The husband and wife team met through music, having music studios in the same building. Lorelei came to a few of Jon’s gigs, and as love will have it, one thing led to another. A musical turning point came when Jon invited Lorelei to sing a number or two with him. “Afterward Jon told me, ‘If you want to sing with me, you can’t sing like that!’”

The soprano, who had honed her skills singing parts in Oklahoma and The Sound of Music, lacked the phrasing of jazz singers, the way they will swing things a bit or sing phrases behind the beat. She was soon listening to Billie Holiday and other great jazz singers. “I fell in love with it,” Lorelei says. “I felt like I never could engage my voice the way I wanted it to, the way I could when I’m singing jazz.”

Lorelei currently supplies the ukulele backup but is working on guitar to give a fuller sound to the rhythm when the Garners perform as a duo. Jon and Lorelei are also working on incorporating more harmony vocals. “I’ve fronted bands for years, and as a lead singer you can take the vocal wherever you want,” Jon says. “You can’t do that when you’re doing harmonies. And when you’re doing harmonies your note has to be smaller.” Despite her extensive classical vocal training and work in musical theatre, Lorelei also has to rethink her approach to harmony when she’s singing in a jazz duo. “As a soprano, I always sang the melody, I have to think differently now,” she says.

As was mentioned above, the bassist most often contributing the bottom end for the Garners is Paul Tillery. Jon and Paul have known each other since they were both students at SDSU. “I had been doing a lot of solo guitar gigs, and I’d gotten used to just doing things any way I wanted,” Jon says. “If I wanted to modulate to another key or change the feel of the tune, I’d just do it. Well, I called Paul in to play as a duo, and when I’d try these things, he was right there with me.”

Tillery does not shy away from a challenge and enjoys the distinctiveness of performing with the Garners. He explains, “First, there are a lot of chord changes that are different from regular jazz. I also like the lighter swing feel and the art form in general. And I like the trio setting of the band.”

There was a time when record LPs and compact disks and even cassettes dominated the thinking of musicians when it came to releasing music. Songs were written and arranged, studio time was booked, a bunch of tunes were recorded, and then the record company or musician released the package to the world. The Garners are taking a different approach, releasing a tune at a time.

With their new releases, Jon and Lorelei will be busy for quite some time. “We have a lot of tunes written,” Jon says.

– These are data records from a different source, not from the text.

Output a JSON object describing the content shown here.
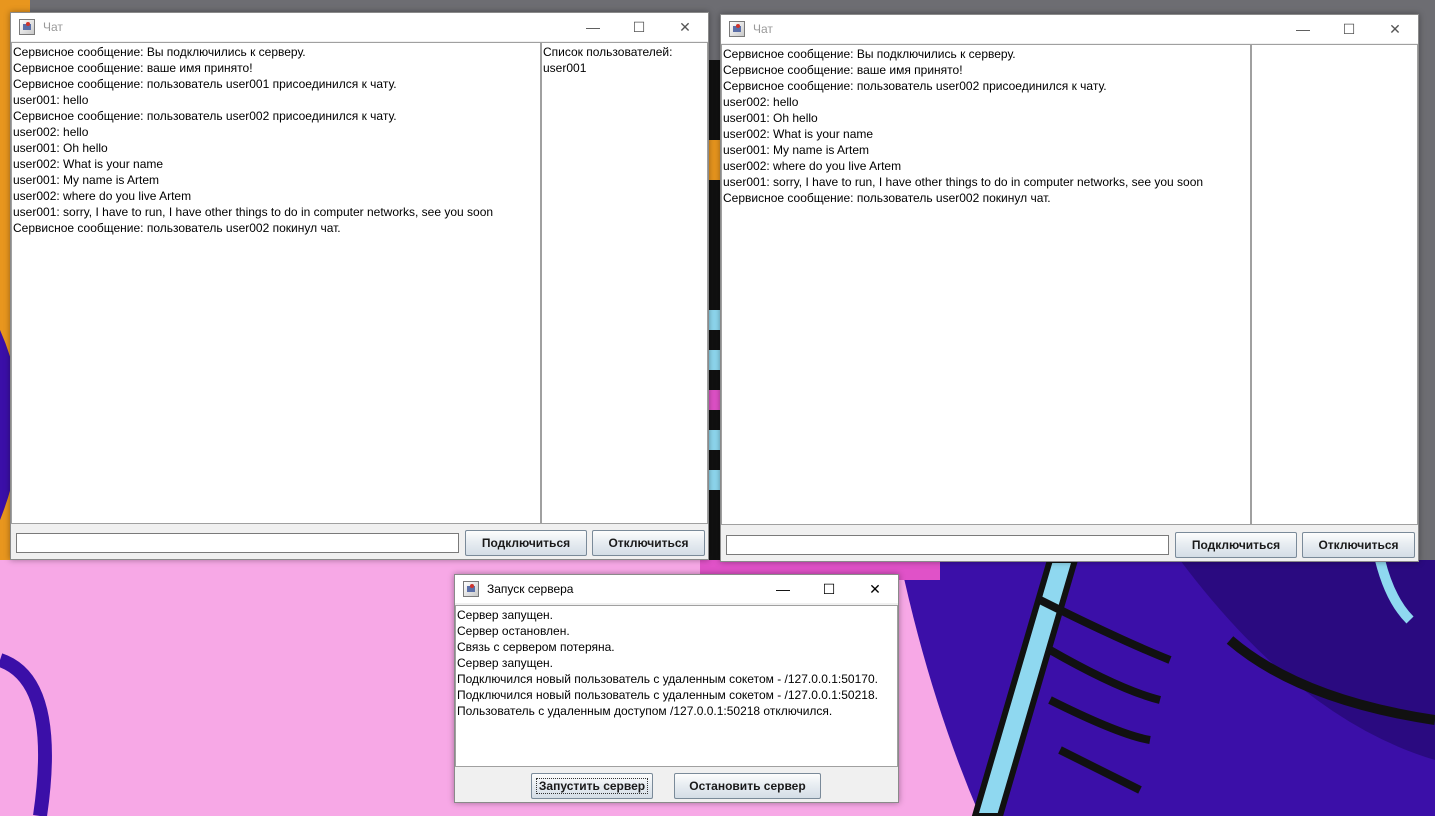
{
  "chat_window_1": {
    "title": "Чат",
    "messages": [
      "Сервисное сообщение: Вы подключились к серверу.",
      "Сервисное сообщение: ваше имя принято!",
      "Сервисное сообщение: пользователь user001 присоединился к чату.",
      "user001: hello",
      "Сервисное сообщение: пользователь user002 присоединился к чату.",
      "user002: hello",
      "user001: Oh hello",
      "user002: What is your name",
      "user001: My name is Artem",
      "user002: where do you live Artem",
      "user001: sorry, I have to run, I have other things to do in computer networks, see you soon",
      "Сервисное сообщение: пользователь user002 покинул чат."
    ],
    "users_header": "Список пользователей:",
    "users": [
      "user001"
    ],
    "input_value": "",
    "connect_label": "Подключиться",
    "disconnect_label": "Отключиться"
  },
  "chat_window_2": {
    "title": "Чат",
    "messages": [
      "Сервисное сообщение: Вы подключились к серверу.",
      "Сервисное сообщение: ваше имя принято!",
      "Сервисное сообщение: пользователь user002 присоединился к чату.",
      "user002: hello",
      "user001: Oh hello",
      "user002: What is your name",
      "user001: My name is Artem",
      "user002: where do you live Artem",
      "user001: sorry, I have to run, I have other things to do in computer networks, see you soon",
      "Сервисное сообщение: пользователь user002 покинул чат."
    ],
    "input_value": "",
    "connect_label": "Подключиться",
    "disconnect_label": "Отключиться"
  },
  "server_window": {
    "title": "Запуск сервера",
    "log": [
      "Сервер запущен.",
      "Сервер остановлен.",
      "Связь с сервером потеряна.",
      "Сервер запущен.",
      "Подключился новый пользователь с удаленным сокетом - /127.0.0.1:50170.",
      "Подключился новый пользователь с удаленным сокетом - /127.0.0.1:50218.",
      "Пользователь с удаленным доступом /127.0.0.1:50218 отключился."
    ],
    "start_label": "Запустить сервер",
    "stop_label": "Остановить сервер"
  },
  "window_controls": {
    "minimize": "—",
    "maximize": "☐",
    "close": "✕"
  },
  "colors": {
    "wallpaper_pink": "#f7a8e6",
    "wallpaper_purple": "#3b0fa8",
    "wallpaper_dark": "#1a1a1a",
    "wallpaper_cyan": "#8fd8f0",
    "wallpaper_gray": "#6d6d72"
  }
}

And the couple believes that folks will eagerly check out their streaming or downloading or however music is distributed these days. “Our music is smart but not pretentious,” Jon says. “It will make you feel good.”

  • Categories

  • Archives

css.php